"Consistency's on the rise, and that's real good for us," Sturdy said Thursday afternoon after the Cougars completed their second practice of the day.
Senior wide receiver Jeffrey Solomon, who followed Sturdy and Wulff from Eastern Washington, enjoyed a banner day. Solomon caught two short touchdown passes from Jeff Tuel in the morning, then grabbed a 5-yard TD ball thrown by Tuel in the afternoon.
"Jeffrey's had a great camp," Sturdy said.
Sturdy added that he's "really happy" with true freshmen like receivers Marquess Wilson and Kristoff Williams, running back Rickey Galvin and offensive tackle John Fullington.
Wideouts Jared Karstetter and Daniel Blackledge made outstanding catches on Tuel passes. Tight end Aaron Gehring picked up good yardage with a nice catch of a Marshall Lobbestael delivery. A glaring defensive breakdown permitted running back Carl Winston to race untouched down the left sideline for a 45-yard score on a swing pass from Lobbestael.
Safety Deone Bucannon, a true freshman, intercepted Lobbestael for the second time in the day.
Passing was emphasized in the afternoon, when players practiced in just helmets and shoulder pads on another scorching afternoon in the Palouse.
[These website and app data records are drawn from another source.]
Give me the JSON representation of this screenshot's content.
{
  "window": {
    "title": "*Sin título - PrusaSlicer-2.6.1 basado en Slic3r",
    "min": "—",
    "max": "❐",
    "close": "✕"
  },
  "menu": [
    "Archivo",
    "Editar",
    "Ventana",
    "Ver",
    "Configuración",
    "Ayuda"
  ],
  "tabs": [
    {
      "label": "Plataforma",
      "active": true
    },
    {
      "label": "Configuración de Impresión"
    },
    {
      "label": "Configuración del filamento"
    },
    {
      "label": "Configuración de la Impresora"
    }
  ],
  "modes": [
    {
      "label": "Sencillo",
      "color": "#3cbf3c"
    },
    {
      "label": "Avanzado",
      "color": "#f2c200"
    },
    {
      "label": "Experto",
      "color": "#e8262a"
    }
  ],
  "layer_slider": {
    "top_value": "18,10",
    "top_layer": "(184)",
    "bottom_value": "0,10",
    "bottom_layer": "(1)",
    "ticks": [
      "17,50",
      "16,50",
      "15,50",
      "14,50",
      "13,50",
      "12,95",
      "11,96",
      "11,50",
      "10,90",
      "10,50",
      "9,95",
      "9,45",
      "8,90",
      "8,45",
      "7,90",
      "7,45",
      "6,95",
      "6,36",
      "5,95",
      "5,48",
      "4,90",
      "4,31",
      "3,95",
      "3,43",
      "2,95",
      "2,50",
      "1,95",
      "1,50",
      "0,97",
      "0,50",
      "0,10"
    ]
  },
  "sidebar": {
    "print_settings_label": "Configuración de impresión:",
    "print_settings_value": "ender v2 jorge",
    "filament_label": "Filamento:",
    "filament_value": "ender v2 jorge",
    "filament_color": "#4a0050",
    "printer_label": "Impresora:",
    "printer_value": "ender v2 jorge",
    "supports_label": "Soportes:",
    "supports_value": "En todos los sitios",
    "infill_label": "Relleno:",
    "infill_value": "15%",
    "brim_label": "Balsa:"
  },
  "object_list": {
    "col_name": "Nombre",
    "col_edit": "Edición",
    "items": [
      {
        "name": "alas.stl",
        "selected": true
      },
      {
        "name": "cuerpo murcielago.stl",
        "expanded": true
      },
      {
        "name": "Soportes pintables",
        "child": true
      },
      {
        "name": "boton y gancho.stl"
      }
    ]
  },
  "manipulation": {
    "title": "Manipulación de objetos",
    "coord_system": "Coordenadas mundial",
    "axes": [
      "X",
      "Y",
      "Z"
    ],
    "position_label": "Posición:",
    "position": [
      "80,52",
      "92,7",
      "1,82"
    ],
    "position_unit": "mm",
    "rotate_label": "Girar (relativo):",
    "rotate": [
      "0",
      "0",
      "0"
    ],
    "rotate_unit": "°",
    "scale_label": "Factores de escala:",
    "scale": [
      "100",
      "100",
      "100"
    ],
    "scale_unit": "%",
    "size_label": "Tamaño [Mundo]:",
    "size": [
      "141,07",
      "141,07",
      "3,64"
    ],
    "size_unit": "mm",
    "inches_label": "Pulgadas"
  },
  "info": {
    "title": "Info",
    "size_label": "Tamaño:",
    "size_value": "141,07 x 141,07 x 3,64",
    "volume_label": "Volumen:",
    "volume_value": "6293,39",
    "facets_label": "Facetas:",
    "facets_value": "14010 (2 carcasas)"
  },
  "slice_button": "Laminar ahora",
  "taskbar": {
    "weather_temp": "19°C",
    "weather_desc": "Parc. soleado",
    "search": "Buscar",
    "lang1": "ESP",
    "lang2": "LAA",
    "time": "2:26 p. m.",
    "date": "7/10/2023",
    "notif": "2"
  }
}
Special teams also drew some focus.
An interested observer at practice was the newest Cougar, Joe Kaleta. A 6-foot-8, 314-pound offensive tackle, Kaleta is a walk-on freshman from Utica, N.Y., who is expected to begin practicing soon.
Defensive tackle Kalafitoni Pole, a promising freshman, sat out the afternoon practice after picking up a lower left leg contusion in the morning. Aire Justin, a potential starter at cornerback, was sidelined with a hamstring injury.
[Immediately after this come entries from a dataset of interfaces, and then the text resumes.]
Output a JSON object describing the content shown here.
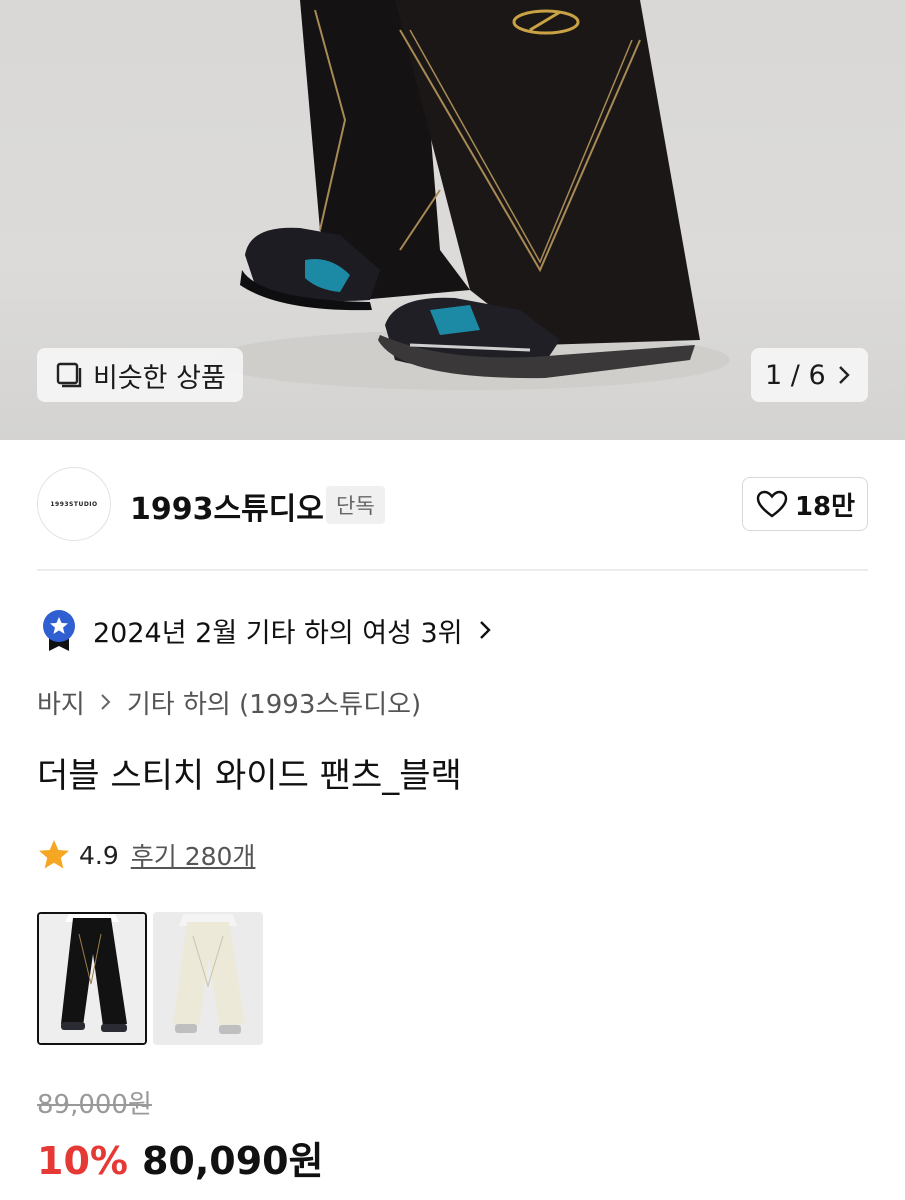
{
  "gallery": {
    "similar_label": "비슷한 상품",
    "counter": "1 / 6"
  },
  "brand": {
    "logo_text": "1993STUDIO",
    "name": "1993스튜디오",
    "badge": "단독",
    "likes": "18만"
  },
  "ranking": {
    "text": "2024년 2월 기타 하의 여성 3위"
  },
  "breadcrumb": {
    "category": "바지",
    "subcategory": "기타 하의 (1993스튜디오)"
  },
  "product": {
    "title": "더블 스티치 와이드 팬츠_블랙",
    "rating": "4.9",
    "reviews": "후기 280개"
  },
  "price": {
    "original": "89,000원",
    "discount": "10%",
    "sale": "80,090원"
  },
  "colors": {
    "accent": "#e53935",
    "star": "#f5a623",
    "medal": "#2f5fd0"
  }
}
A good chunk of players continue to spend more time riding exercise bikes on the sidelines than practicing. Sturdy said coaches are not overly concerned with the season opener two weeks away.
"Normal two-a-day stuff," Sturdy said. "Bumps and bruises and groins, a few hamstrings here and there."
Alex Hoffman-Ellis led the Cougars with 85 tackles last season while playing football for just the third year in his life. Still, the speedy California knows he has plenty of room for improvement.
"I guess my speed made up for a lack of football IQ," Hoffman-Ellis said with a smile. "I mean, I can't say I was really satisfied, because a lot of those tackles were behind the line of scrimmage. The tackles behind the line of scrimmage need to go up."
Look for that to happen this season, since Hoffman-Ellis -- who started most of last season at middle linebacker before seeing some action outside late in the year -- now starts on the weak side.
"I definitely like the move," the redshirt junior said. "I love blitzing. I think playing out in space plays to my abilities a little better."
Hoffman-Ellis, who says he struggled with grades and discipline in high school, said he "knew absolutely nothing" about playing football when he first went out for the sport as a senior. He played one year of junior college ball before redshirting at WSU in 2008.
"I think I made one actual tackle -- one REAL tackle -- all football season in high school," Hoffman-Ellis said. "The rest were just arm tackles. I didn't get the concept of running into someone at full speed. I'd run up to someone, I'd just grab 'em and throw 'em down."
Coaches this year have eased Hoffman-Ellis into fall drills after he developed two bulging discs in his back when lifting weights in the summer.